  • White Abalone 

Our campaign, “Species in the Spotlight: Survive to Thrive” is a concerted effort to rally individuals, agencies, groups, tribes, institutions, and organizations large and small to help these species survive. There is a role for everyone. Throughout the coming year, NOAA Fisheries will engage public and private sector partners in collaborative actions to spur recovery for these eight species because we cannot do this alone. This effort will be guided by detailed five-year action plans for each species that will build upon existing recovery plans and detail the focused efforts we plan to take over the coming years. We want these species, as well as all of our listed resources, to survive and thrive.

How were these eight species selected? All eight are listed as endangered, their populations are declining, and the best available information points to their extinction if action isn’t taken. These species are considered a recovery priority #1, which is defined as a species whose extinction is almost certain in the immediate future because of a rapid population decline or habitat destruction, whose limiting factors and threats are well understood and the needed management actions are known and have a high probability of success.  We know the threats facing these species and understand the management actions we can take that will have a high probability of success.  Our goal is to focus NOAA’s recovery actions, and motivate partners and interested citizens to work with us on these actions to turn this situation around.

The “Species in the Spotlight” initiative will guide agency actions where we have the discretion to make critical investments to safeguard these species, which are among those most endangered domestically. The strategy will not divert resources away from the important and continued efforts to support all ESA-listed species under our authority.  Many of our species have long-standing conservation programs supported by multiple partners.  We remain committed to those programs. 

Having worked on behalf of marine species and their habitats for many years before I came to NOAA and now as the AA for Fisheries, I am particularly excited about this campaign. With focused effort, targeted resources, and even more collaborative partnerships we can make a difference for these eight species. I believe we have the vision, the tools, and the many dedicated partners we need to significantly reduce, stabilize, or reverse their rate of decline by 2020.

The ESA has been successful in preventing species extinctions—less than 1 percent of the species listed under the ESA have been delisted because of extinction. While we have recovered and delisted a small percentage of listed species since 1973, we would likely have seen hundreds of species go extinct without the ESA. The act provides a critical safety net for our trust resources, but more work needs to be done. I look forward to your support for this campaign and welcome any ideas you have to launch or strengthen existing partnerships around these species that will help ensure we do not lose any of them on our watch. 
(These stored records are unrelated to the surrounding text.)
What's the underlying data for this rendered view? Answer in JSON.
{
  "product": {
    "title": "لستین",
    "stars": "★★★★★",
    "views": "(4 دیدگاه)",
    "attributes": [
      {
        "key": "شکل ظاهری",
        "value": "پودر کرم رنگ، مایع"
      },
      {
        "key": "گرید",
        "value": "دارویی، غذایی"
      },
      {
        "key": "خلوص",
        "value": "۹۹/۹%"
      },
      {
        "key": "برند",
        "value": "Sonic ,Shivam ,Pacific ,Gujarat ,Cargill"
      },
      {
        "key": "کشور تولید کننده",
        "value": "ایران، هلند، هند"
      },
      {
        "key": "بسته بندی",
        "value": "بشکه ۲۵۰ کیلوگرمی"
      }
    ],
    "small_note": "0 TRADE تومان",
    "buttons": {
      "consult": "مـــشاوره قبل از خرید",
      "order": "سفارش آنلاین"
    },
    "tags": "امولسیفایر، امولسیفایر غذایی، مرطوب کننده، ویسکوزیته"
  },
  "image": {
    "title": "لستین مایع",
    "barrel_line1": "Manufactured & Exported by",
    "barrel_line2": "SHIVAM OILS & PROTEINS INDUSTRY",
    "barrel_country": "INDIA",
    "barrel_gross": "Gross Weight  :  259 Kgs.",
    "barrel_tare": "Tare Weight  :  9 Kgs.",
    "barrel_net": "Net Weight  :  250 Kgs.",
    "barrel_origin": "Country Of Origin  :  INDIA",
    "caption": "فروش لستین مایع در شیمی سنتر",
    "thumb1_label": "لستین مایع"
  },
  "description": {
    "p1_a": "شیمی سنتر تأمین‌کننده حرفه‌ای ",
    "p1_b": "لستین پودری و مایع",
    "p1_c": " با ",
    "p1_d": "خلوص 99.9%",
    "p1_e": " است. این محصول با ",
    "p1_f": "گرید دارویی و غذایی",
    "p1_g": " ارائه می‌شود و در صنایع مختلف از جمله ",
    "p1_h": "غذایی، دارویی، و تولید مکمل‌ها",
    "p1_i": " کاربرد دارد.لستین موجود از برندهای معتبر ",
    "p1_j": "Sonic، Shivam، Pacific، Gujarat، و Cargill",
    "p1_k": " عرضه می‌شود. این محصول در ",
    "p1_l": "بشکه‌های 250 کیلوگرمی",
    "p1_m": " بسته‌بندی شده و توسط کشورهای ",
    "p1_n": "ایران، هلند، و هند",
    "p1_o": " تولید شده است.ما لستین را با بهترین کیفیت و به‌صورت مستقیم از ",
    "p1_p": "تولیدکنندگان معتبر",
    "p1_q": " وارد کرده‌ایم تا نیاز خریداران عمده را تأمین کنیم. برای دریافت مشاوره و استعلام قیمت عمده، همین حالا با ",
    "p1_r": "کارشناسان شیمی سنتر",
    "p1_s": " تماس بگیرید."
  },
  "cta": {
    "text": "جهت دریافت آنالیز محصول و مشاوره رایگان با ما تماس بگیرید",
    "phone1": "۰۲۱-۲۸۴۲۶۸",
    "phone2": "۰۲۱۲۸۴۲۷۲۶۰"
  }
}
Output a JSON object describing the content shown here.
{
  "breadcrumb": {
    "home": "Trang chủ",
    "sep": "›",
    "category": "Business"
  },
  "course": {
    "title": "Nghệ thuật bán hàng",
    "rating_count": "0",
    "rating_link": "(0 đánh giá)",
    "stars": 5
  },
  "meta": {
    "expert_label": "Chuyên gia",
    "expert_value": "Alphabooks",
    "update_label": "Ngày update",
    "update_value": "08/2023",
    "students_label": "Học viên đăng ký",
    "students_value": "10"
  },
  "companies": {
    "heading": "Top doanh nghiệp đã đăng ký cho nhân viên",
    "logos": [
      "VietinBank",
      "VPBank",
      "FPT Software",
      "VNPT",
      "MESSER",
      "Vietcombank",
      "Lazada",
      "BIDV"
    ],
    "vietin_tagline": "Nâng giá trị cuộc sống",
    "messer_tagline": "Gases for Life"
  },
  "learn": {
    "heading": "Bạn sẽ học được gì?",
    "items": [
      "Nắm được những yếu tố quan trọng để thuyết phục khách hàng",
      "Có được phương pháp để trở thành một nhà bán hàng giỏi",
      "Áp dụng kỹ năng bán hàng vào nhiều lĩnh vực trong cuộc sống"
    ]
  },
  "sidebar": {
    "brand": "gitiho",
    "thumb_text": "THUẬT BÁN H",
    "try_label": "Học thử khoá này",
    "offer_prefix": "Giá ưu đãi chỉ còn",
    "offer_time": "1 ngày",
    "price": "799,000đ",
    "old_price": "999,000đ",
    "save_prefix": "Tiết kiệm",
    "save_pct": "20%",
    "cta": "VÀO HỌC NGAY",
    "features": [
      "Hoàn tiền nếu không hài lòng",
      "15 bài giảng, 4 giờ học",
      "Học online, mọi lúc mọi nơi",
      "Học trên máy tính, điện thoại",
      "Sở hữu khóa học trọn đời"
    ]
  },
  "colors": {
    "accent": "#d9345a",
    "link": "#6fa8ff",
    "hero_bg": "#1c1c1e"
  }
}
The report and details on the spotlight species and the campaign are available on our website.


Eileen Sobeck
Assistant Administrator for NOAA Fisheries